For example, network operators have used it to block harmful actors like port scanners from accessing server contents rather than targeting victims directly. Another critical aspect involves using RTBH for censorship purposes—blocking traffic towards IP addresses that host undesired content. Herein lies a significant advantage: simplicity over traditional methods such as access control lists (ACLs).

With RTBH, instead of configuring ACLs on every router individually—an operational burden—a single router can manage the master file and communicate blackhole routes through BGP with peers. Our investigation draws upon data collected over three months at a major European Internet Exchange Point (IXP) offering remotely triggered blackholing services predominantly focused on IPv4 due to its prevalence in both traffic and RTBH events observed during this period. Despite advancements in DDoS mitigation technologies matching or even surpassing attack growth rates and magnitudes respectively; understanding their deployment success remains intricate but crucial for refining future defense mechanisms against such threats.

Best Practices for Security

For better security, NIST advises on steps that fit easily with most BGP routers. They focus on the current protocol, Version 4. Big changes to BGP could lead to issues as new ways might not work well with old ones.

Their tips aim to make things safer without needing a big overhaul. Key advice includes setting up access control lists. This helps in deciding who gets through and who doesn't.

Also important is controlling what networks or blocks get announced. This way, one can keep unwelcome traffic out. Filtering plays a huge role too; it sorts good from bad data coming in or going out.

Moreover, allowing connection only via port 179 adds an extra layer of safety by limiting unwanted access attempts. All these suggest practical steps within existing systems for tightening security around network exchanges.

Monitoring and Managing Traffic

In managing web traffic, experts track and guide data flow to ensure smooth network function.
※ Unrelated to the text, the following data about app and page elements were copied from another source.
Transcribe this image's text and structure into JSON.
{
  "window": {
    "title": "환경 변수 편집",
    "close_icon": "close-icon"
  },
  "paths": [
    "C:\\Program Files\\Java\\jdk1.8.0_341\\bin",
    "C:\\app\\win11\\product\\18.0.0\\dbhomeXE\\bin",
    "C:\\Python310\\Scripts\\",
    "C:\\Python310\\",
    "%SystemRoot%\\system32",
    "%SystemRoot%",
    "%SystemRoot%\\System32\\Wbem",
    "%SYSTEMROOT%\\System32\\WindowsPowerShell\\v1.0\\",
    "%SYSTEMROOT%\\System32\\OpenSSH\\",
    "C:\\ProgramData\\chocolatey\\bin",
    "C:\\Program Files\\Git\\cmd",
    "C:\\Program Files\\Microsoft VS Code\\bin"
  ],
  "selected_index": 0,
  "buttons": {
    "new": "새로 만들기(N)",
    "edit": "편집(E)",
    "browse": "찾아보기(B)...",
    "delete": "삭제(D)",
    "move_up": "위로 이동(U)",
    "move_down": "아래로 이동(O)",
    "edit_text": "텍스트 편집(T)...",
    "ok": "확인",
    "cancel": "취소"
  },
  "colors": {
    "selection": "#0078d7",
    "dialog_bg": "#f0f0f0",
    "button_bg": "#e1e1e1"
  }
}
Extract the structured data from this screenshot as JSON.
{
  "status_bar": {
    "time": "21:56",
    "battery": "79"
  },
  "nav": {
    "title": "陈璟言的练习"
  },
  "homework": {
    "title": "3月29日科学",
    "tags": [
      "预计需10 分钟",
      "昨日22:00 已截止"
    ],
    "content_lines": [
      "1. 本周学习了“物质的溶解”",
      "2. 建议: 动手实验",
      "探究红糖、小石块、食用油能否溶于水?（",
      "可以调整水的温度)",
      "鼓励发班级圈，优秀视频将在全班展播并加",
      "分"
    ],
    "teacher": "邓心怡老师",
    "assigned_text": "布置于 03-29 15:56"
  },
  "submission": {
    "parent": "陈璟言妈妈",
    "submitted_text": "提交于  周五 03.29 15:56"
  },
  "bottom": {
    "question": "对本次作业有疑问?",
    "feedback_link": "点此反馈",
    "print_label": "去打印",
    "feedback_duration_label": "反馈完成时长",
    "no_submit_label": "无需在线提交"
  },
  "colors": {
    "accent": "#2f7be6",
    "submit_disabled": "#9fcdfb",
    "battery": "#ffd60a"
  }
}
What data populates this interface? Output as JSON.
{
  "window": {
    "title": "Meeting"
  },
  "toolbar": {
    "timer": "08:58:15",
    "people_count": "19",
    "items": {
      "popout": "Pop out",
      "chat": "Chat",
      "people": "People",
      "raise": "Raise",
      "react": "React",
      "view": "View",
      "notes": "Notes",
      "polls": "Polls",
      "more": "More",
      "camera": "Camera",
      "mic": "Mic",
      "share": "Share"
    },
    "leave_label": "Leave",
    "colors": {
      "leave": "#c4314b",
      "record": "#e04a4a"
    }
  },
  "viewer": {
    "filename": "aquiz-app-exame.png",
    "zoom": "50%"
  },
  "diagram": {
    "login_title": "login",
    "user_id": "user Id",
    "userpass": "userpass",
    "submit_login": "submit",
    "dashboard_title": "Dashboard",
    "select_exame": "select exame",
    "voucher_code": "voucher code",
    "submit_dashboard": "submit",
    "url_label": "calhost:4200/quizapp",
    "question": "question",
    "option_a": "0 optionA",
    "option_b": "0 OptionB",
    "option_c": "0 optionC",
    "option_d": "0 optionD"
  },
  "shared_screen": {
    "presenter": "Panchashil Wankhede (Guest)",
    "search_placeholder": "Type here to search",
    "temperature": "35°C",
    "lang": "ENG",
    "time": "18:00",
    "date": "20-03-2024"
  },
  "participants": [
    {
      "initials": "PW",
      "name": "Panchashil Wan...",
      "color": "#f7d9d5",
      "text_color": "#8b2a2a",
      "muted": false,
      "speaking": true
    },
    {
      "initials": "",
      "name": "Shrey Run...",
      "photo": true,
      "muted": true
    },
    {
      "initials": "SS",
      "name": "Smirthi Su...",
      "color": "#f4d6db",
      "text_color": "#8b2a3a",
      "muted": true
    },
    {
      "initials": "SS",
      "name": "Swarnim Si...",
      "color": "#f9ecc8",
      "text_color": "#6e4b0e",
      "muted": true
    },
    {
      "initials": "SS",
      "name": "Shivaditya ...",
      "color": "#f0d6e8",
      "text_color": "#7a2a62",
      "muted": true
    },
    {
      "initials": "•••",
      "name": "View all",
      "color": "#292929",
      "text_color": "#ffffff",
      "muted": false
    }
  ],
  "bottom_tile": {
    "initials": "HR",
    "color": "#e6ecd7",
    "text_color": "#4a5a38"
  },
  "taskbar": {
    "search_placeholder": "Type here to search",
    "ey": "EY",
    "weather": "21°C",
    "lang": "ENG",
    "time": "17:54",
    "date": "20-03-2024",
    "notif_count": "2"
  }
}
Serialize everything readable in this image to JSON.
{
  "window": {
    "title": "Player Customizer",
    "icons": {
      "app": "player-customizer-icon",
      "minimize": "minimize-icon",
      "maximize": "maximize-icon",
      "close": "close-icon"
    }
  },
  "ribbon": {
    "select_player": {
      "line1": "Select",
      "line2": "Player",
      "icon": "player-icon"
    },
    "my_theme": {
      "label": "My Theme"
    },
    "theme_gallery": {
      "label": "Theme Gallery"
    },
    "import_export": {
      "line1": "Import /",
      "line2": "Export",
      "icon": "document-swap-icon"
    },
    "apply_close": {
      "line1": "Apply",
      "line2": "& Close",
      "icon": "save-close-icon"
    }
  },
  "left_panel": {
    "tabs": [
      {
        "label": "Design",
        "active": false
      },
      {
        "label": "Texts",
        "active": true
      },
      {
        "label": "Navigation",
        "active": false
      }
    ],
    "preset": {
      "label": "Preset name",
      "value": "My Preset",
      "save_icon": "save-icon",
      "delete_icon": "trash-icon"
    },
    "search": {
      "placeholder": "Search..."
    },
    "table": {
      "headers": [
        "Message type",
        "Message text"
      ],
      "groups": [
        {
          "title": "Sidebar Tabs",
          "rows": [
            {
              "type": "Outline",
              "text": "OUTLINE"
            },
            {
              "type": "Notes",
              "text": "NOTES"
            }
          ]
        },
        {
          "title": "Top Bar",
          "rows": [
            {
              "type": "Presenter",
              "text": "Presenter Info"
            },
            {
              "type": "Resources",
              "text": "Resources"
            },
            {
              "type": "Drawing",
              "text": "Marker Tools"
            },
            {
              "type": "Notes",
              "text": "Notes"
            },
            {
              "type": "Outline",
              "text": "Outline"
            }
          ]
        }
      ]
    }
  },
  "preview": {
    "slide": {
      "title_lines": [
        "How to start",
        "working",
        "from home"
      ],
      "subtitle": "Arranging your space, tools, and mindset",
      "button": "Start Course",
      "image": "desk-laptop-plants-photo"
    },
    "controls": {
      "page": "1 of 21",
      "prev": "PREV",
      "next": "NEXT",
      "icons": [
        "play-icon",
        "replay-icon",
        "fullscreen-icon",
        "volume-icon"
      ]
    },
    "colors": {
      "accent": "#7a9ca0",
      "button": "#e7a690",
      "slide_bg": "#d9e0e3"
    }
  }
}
They use tools that analyze patterns. This identifies high-traffic times or potential threats like DDoS attacks.

For effective oversight, they might redirect harmful traffic away from key resources using BGP blackholing techniques. It's a method where problematic IP addresses are sent into a "black hole," off the main network pathway, so normal operations continue undisturbed. Monitoring also involves checking for any unusual activity which could signal an attack or system issue needing immediate attention.

Regular updates and adjustments keep this process sharp against evolving cyber threats. Professionals stay informed through continuous learning about new technologies and tactics in digital security defense. This proactive approach helps maintain stable internet access for users while protecting sensitive information from unauthorized breaches—a critical balance in today’s connected world.

Evaluating Impact on Network

When looking at the impact on networks, one sees that mishaps, be they by chance or purposeful acts, often shake up online safety. A deep dive into data helps gauge how wide and big such events are worldwide. It sheds light on just how much these issues mess with our digital world's peace.

There exist methods to help curb these risks yet their use isn't foolproof. The globe's internet doesn't care for borders; it connects us all in unseen ways. This reality brings both a challenge and an opportunity for those making policies aimed at safer connections across countries.

The said report hands them solid steps toward better security within this boundless network space. In essence, each incident tallies up to broader implications affecting more than just local nets but also stirring global policy talks towards safeguarding digital realms against disruptions.

BGP Blackholing plays a key role in keeping networks safe. It helps by stopping bad data from moving around the web. This method acts like a guard, directing harmful traffic into a void where it can do no harm to vital online places or info.

For companies big and small, learning how BGP Blackholing works is wise. It's one of many tools that make sure our use of the internet stays smooth and secure. Thus, embracing this technique means taking a big step toward safer digital spaces for all.